The GOP's tall order for broader appeal in 2016

The typical argument between the Republican establishment and the conservative movement is pretty much irrelevant here. An establishment candidate who reinforces the perception of an elitist, out-of-touch, ethnically homogeneous party is not the answer. Neither is a candidate of conservative purification who has little appeal beyond core constituencies. The RNC autopsy is an establishment document calling for a revolution against the image and message of an establishment party — a plea to reach beyond the base before the GOP is overwhelmed by economic, cultural and demographic change.

Christie, with serious blue-collar appeal, might address the Republican class problem — unless he is out of his class. So far, his presidential indecision has allowed him to avoid comment on topics from immigration to the Islamic State.

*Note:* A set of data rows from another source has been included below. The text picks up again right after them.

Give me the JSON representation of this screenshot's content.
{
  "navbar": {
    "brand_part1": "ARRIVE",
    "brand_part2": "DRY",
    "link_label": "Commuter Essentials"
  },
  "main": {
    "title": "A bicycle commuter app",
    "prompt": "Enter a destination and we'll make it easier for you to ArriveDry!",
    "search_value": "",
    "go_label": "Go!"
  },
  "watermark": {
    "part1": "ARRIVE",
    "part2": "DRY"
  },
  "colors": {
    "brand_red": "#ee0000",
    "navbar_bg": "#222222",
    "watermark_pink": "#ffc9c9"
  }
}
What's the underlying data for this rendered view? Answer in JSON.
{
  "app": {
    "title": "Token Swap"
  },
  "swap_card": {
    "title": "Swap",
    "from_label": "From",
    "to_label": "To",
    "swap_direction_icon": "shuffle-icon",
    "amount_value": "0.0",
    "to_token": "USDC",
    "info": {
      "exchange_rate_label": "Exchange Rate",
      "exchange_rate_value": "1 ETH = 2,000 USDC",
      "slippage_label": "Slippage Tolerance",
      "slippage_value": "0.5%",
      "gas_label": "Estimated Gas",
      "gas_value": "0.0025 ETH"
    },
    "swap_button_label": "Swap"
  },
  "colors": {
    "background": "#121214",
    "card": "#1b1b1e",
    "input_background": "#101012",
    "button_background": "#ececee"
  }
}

And it is an open question how his regional vividness will play in other regions of the country. (Recall Rudy Giuliani.) Jeb Bush, who has been called an “honorary Hispanic,” might address the Republican demographic problem — unless his support for comprehensive immigration reform and the Common Core educational standards provoke too much unfavorable conservative enthusiasm. And Republicans might, at some point, realize that Sen. Marco Rubio (who is doing serious policy speeches while others play Hamlet) manages to address both the class and demographic problems at once — unless it is a political problem to be confused for a very bright and earnest college student.